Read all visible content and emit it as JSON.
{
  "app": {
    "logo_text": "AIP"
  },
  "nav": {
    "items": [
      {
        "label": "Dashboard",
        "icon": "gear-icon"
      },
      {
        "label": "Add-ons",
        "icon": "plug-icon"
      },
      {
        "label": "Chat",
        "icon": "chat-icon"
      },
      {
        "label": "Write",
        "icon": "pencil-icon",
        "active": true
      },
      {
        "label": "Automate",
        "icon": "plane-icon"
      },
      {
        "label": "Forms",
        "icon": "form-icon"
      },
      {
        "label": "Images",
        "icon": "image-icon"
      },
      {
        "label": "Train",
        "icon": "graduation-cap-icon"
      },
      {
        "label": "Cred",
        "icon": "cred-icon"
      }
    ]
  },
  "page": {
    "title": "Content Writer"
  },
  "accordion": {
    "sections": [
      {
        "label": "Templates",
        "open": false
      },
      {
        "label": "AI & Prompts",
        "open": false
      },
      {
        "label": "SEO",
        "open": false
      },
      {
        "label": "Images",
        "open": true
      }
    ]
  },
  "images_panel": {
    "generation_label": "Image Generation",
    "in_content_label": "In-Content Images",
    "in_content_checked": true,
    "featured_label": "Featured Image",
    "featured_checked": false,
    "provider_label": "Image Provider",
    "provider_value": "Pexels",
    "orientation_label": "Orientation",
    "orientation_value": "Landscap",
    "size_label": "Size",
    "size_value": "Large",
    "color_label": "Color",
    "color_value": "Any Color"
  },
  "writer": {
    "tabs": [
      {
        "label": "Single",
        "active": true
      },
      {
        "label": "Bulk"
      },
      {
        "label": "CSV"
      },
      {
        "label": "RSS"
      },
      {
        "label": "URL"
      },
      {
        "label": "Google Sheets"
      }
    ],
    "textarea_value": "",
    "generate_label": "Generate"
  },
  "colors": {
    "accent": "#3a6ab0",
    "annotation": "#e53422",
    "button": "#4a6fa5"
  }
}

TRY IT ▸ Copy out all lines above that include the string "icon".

YOUR SOLUTION ▸
        "icon": "gear-icon"
        "icon": "plug-icon"
        "icon": "chat-icon"
        "icon": "pencil-icon",
        "icon": "plane-icon"
        "icon": "form-icon"
        "icon": "image-icon"
        "icon": "graduation-cap-icon"
        "icon": "cred-icon"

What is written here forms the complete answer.